CAVANAUGH: Now this seems like a rather desperate measure to go to. First of all, how long has this been going on?
RAFTERY: Ten days.
CAVANAUGH: Uh-huh. And have you been getting updates from either Ray or Michael on how this is going?
RAFTERY: Well, I have. Last time I talked to them, I think Ray had lost about 16 pounds, which is quite a bit. He’s half the man he used to be, I think. And Michael also has taken off quite a bit. So it’s definitely taking a toll on them and I don’t know how much longer they’ll be able to keep this up safely.
CAVANAUGH: Has this been getting much reaction from constituents or the press?
RAFTERY: Well, it has. It certainly has drawn mixed everything from, you know, they’re nuts to people who applaud it and – and who see them as some sort of, you know, folk hero for taking on this issue of incumbents that won’t debate or won’t debate in a timely manner. They’ve also actually gotten quite a bit of national publicity. They’ve been interviewed on CNN News, Newsweek, Time, all kinds of major national media has kind of latched on to this story. And the other thing that makes it interesting is that the Congressman initially said he could not debate before October because of the legislative session in Congress but actually they’re adjourned, and he did manage to make it back to town for a Chamber of Commerce function that was only for elected officials, not the people running against them, on Friday night. And, you know, our other congressman, Congressman Filner, his schedule certainly shows him making many public appearances in the district over the next week or two. So, you know, it raises some interesting questions.

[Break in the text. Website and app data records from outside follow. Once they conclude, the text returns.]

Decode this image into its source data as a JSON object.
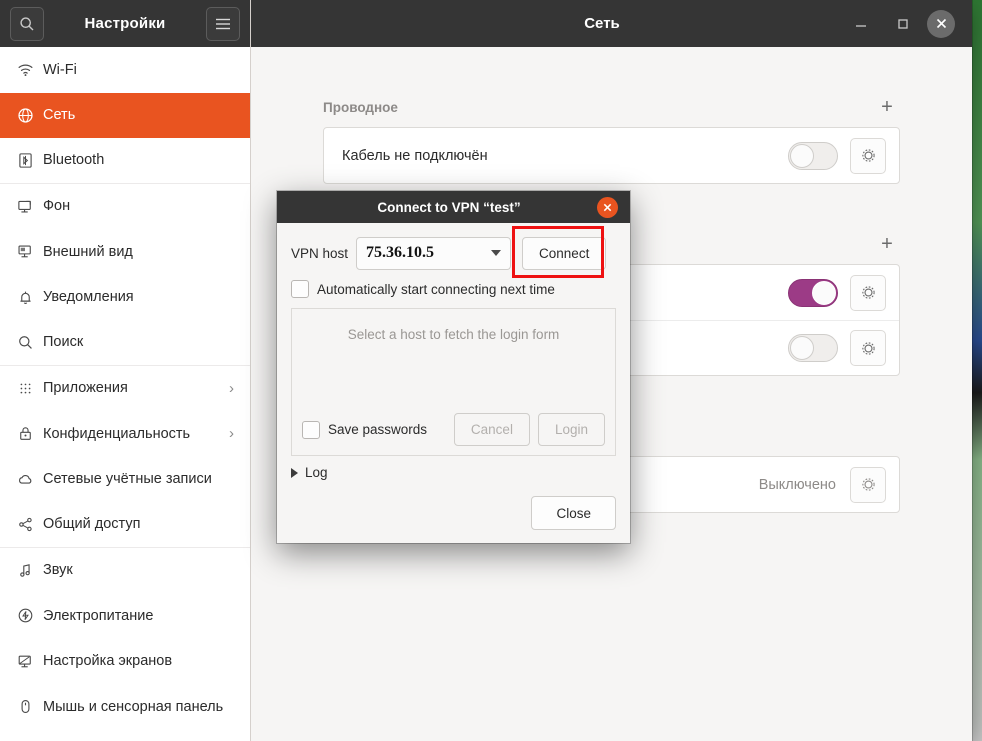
{
  "desktop": {
    "background_colors": [
      "#2f7a34",
      "#58a05c",
      "#2b4f99"
    ]
  },
  "sidebar": {
    "title": "Настройки",
    "search_icon": "search-icon",
    "menu_icon": "hamburger-menu-icon",
    "items": [
      {
        "label": "Wi-Fi",
        "icon": "wifi-icon",
        "active": false,
        "chevron": "",
        "separator": false
      },
      {
        "label": "Сеть",
        "icon": "globe-icon",
        "active": true,
        "chevron": "",
        "separator": false
      },
      {
        "label": "Bluetooth",
        "icon": "bluetooth-icon",
        "active": false,
        "chevron": "",
        "separator": true
      },
      {
        "label": "Фон",
        "icon": "wallpaper-icon",
        "active": false,
        "chevron": "",
        "separator": false
      },
      {
        "label": "Внешний вид",
        "icon": "appearance-icon",
        "active": false,
        "chevron": "",
        "separator": false
      },
      {
        "label": "Уведомления",
        "icon": "bell-icon",
        "active": false,
        "chevron": "",
        "separator": false
      },
      {
        "label": "Поиск",
        "icon": "search-icon",
        "active": false,
        "chevron": "",
        "separator": true
      },
      {
        "label": "Приложения",
        "icon": "apps-grid-icon",
        "active": false,
        "chevron": "›",
        "separator": false
      },
      {
        "label": "Конфиденциальность",
        "icon": "lock-icon",
        "active": false,
        "chevron": "›",
        "separator": false
      },
      {
        "label": "Сетевые учётные записи",
        "icon": "cloud-icon",
        "active": false,
        "chevron": "",
        "separator": false
      },
      {
        "label": "Общий доступ",
        "icon": "share-icon",
        "active": false,
        "chevron": "",
        "separator": true
      },
      {
        "label": "Звук",
        "icon": "music-note-icon",
        "active": false,
        "chevron": "",
        "separator": false
      },
      {
        "label": "Электропитание",
        "icon": "power-icon",
        "active": false,
        "chevron": "",
        "separator": false
      },
      {
        "label": "Настройка экранов",
        "icon": "display-icon",
        "active": false,
        "chevron": "",
        "separator": false
      },
      {
        "label": "Мышь и сенсорная панель",
        "icon": "mouse-icon",
        "active": false,
        "chevron": "",
        "separator": false
      }
    ]
  },
  "main_window": {
    "title": "Сеть",
    "controls": {
      "minimize": "−",
      "maximize": "□",
      "close": "✕"
    },
    "sections": [
      {
        "title": "Проводное",
        "add_label": "+",
        "rows": [
          {
            "label": "Кабель не подключён",
            "status": "",
            "toggle": "off",
            "gear": "settings-gear-icon"
          }
        ]
      },
      {
        "title": "",
        "add_label": "+",
        "rows": [
          {
            "label": "",
            "status": "",
            "toggle": "on",
            "gear": "settings-gear-icon"
          },
          {
            "label": "",
            "status": "",
            "toggle": "off",
            "gear": "settings-gear-icon"
          }
        ]
      },
      {
        "title": "",
        "add_label": "",
        "rows": [
          {
            "label": "",
            "status": "Выключено",
            "toggle": "none",
            "gear": "settings-gear-icon"
          }
        ]
      }
    ]
  },
  "dialog": {
    "title": "Connect to VPN “test”",
    "close_label": "✕",
    "host_label": "VPN host",
    "host_value": "75.36.10.5",
    "connect_label": "Connect",
    "auto_connect_label": "Automatically start connecting next time",
    "auto_connect_checked": false,
    "login_placeholder": "Select a host to fetch the login form",
    "save_passwords_label": "Save passwords",
    "save_passwords_checked": false,
    "cancel_label": "Cancel",
    "login_label": "Login",
    "log_label": "Log",
    "close_button_label": "Close",
    "highlight_color": "#ee1111",
    "highlight_target": "Connect"
  }
}
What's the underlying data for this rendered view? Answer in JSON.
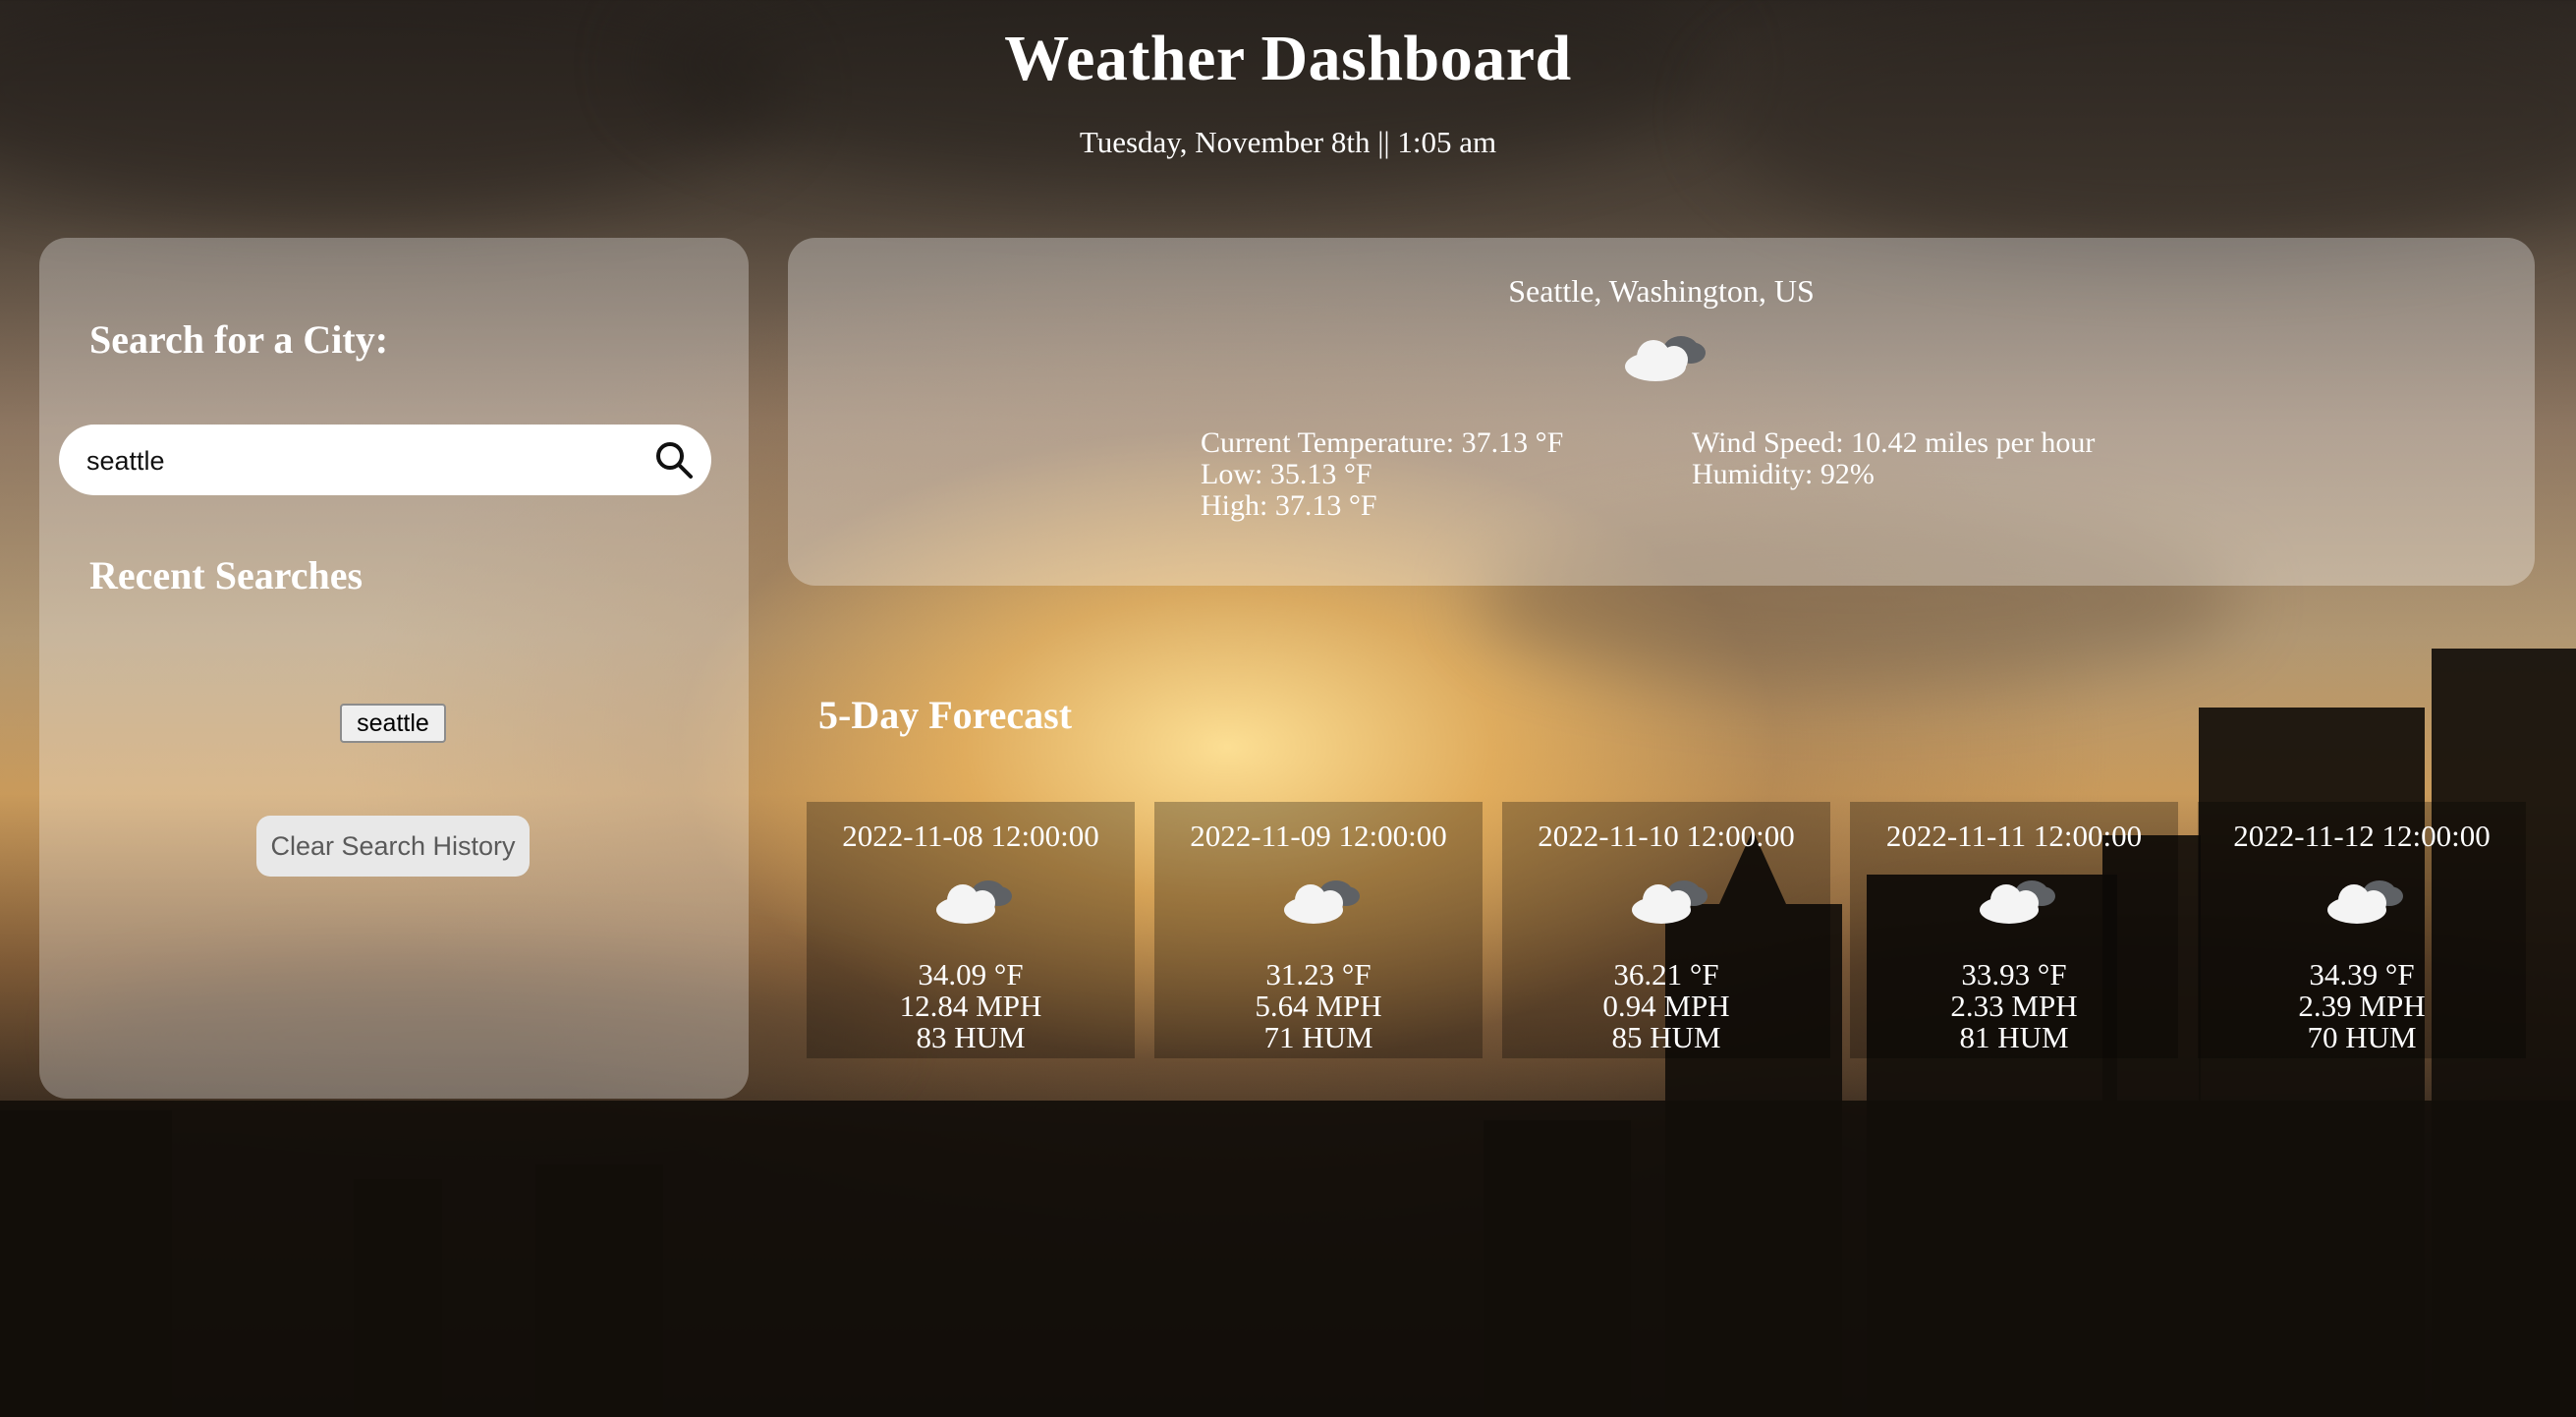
{
  "header": {
    "title": "Weather Dashboard",
    "datetime": "Tuesday, November 8th || 1:05 am"
  },
  "sidebar": {
    "search_heading": "Search for a City:",
    "search_input": {
      "value": "seattle",
      "placeholder": ""
    },
    "search_icon": "search-icon",
    "recent_heading": "Recent Searches",
    "recent_searches": [
      "seattle"
    ],
    "clear_button": "Clear Search History"
  },
  "current": {
    "city": "Seattle, Washington, US",
    "icon": "cloud-icon",
    "current_temperature": "Current Temperature: 37.13 °F",
    "low": "Low: 35.13 °F",
    "high": "High: 37.13 °F",
    "wind_speed": "Wind Speed: 10.42 miles per hour",
    "humidity": "Humidity: 92%"
  },
  "forecast": {
    "heading": "5-Day Forecast",
    "days": [
      {
        "date": "2022-11-08 12:00:00",
        "icon": "cloud-icon",
        "temp": "34.09 °F",
        "wind": "12.84 MPH",
        "humidity": "83 HUM"
      },
      {
        "date": "2022-11-09 12:00:00",
        "icon": "cloud-icon",
        "temp": "31.23 °F",
        "wind": "5.64 MPH",
        "humidity": "71 HUM"
      },
      {
        "date": "2022-11-10 12:00:00",
        "icon": "cloud-icon",
        "temp": "36.21 °F",
        "wind": "0.94 MPH",
        "humidity": "85 HUM"
      },
      {
        "date": "2022-11-11 12:00:00",
        "icon": "cloud-icon",
        "temp": "33.93 °F",
        "wind": "2.33 MPH",
        "humidity": "81 HUM"
      },
      {
        "date": "2022-11-12 12:00:00",
        "icon": "cloud-icon",
        "temp": "34.39 °F",
        "wind": "2.39 MPH",
        "humidity": "70 HUM"
      }
    ]
  },
  "colors": {
    "text": "#ffffff",
    "panel": "rgba(255,255,255,0.30)",
    "forecast_card": "rgba(0,0,0,0.28)"
  }
}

CAVANAUGH: Well, indeed. What has Congressman Hunter’s reaction been to these two hunger strikes?
RAFTERY: He’s basically refusing to address it. I happen to know that Mr. Lutz hand delivered a letter to him prior to the Friday night event or at the Friday night event, and he refused to look at it, refused to read it, said my office will send you a letter, you know, and has basically just refused to even consider the option of any debates before mid-October. They’ve said they hope somebody slips Mr. Lutz a Twinkie so he can live until the middle of October, but they just are so far pretty adamant about not budging.

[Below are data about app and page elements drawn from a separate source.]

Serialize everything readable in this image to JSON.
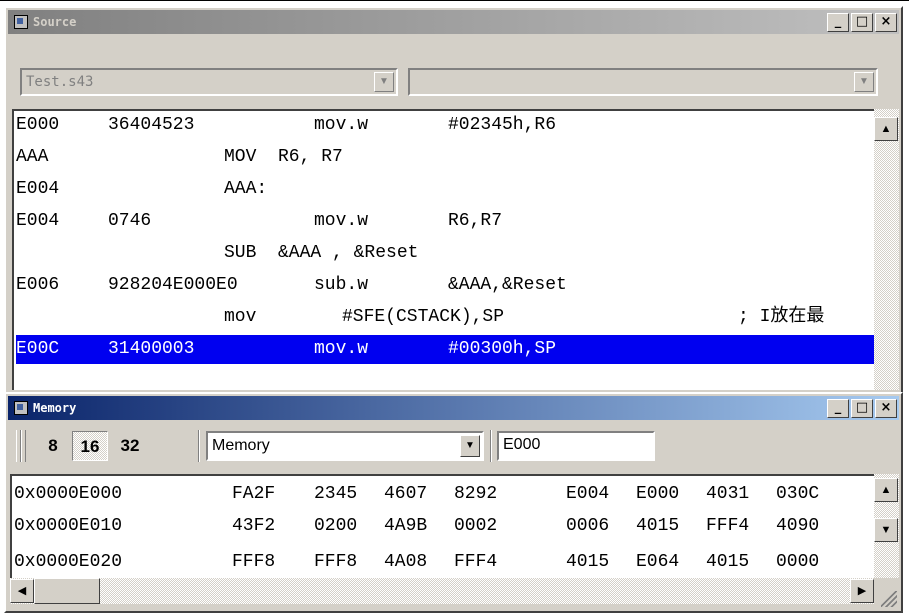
{
  "source_window": {
    "title": "Source",
    "window_buttons": [
      "_",
      "□",
      "×"
    ],
    "file_combo": "Test.s43",
    "function_combo": "",
    "lines": [
      {
        "addr": "E000",
        "code": "36404523",
        "mnemonic": "mov.w",
        "operands": "#02345h,R6",
        "selected": false
      },
      {
        "addr": "AAA",
        "code": "",
        "mnemonic": "MOV",
        "operands": "R6, R7",
        "selected": false
      },
      {
        "addr": "E004",
        "code": "",
        "mnemonic": "AAA:",
        "operands": "",
        "selected": false
      },
      {
        "addr": "E004",
        "code": "0746",
        "mnemonic": "mov.w",
        "operands": "R6,R7",
        "selected": false
      },
      {
        "addr": "",
        "code": "",
        "mnemonic": "SUB",
        "operands": "&AAA , &Reset",
        "selected": false
      },
      {
        "addr": "E006",
        "code": "928204E000E0",
        "mnemonic": "sub.w",
        "operands": "&AAA,&Reset",
        "selected": false
      },
      {
        "addr": "",
        "code": "",
        "mnemonic": "mov",
        "operands": "#SFE(CSTACK),SP",
        "comment": "; I放在最",
        "selected": false
      },
      {
        "addr": "E00C",
        "code": "31400003",
        "mnemonic": "mov.w",
        "operands": "#00300h,SP",
        "selected": true
      }
    ]
  },
  "memory_window": {
    "title": "Memory",
    "window_buttons": [
      "_",
      "□",
      "×"
    ],
    "width_options": [
      "8",
      "16",
      "32"
    ],
    "selected_width": "16",
    "zone": "Memory",
    "address": "E000",
    "rows": [
      {
        "addr": "0x0000E000",
        "words": [
          "FA2F",
          "2345",
          "4607",
          "8292",
          "E004",
          "E000",
          "4031",
          "030C"
        ]
      },
      {
        "addr": "0x0000E010",
        "words": [
          "43F2",
          "0200",
          "4A9B",
          "0002",
          "0006",
          "4015",
          "FFF4",
          "4090"
        ]
      },
      {
        "addr": "0x0000E020",
        "words": [
          "FFF8",
          "FFF8",
          "4A08",
          "FFF4",
          "4015",
          "E064",
          "4015",
          "0000"
        ]
      }
    ]
  },
  "colors": {
    "selection": "#0000f0",
    "active_title": "#0a246a",
    "inactive_title": "#808080",
    "face": "#d4d0c8"
  }
}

CAVANAUGH: Do you have any feeling about if this strike will – this hunger strike would – these hunger strikes…
CAVANAUGH: …will actually get results in terms of a debate or not?
RAFTERY: You know, I don’t know. I can’t predict what Mr. Hunter will do. I think, you know, it would be a good thing for the public, I think, if he were to come out and be willing to debate. And, as I say, he did do five debates against his opponent last time and that was in the month of October so he certainly, you know, must consider himself a capable debater. So I’m not quite sure why he doesn’t want to do this. But I think the point of the strike is that even if he won’t, these candidates want to draw attention to the fact of how difficult it is to get media attention in this area of shrinking media. You know, there’s been races where they would never interview the – even major party candidates for some of the high offices around here. I recall a few years ago Darrell Issa, they said he was the richest man in Congress and even the Union-Tribune, they never ran a single story about his opponent that election cycle. And this is Congress, this is not a little local, you know, dogcatcher or something.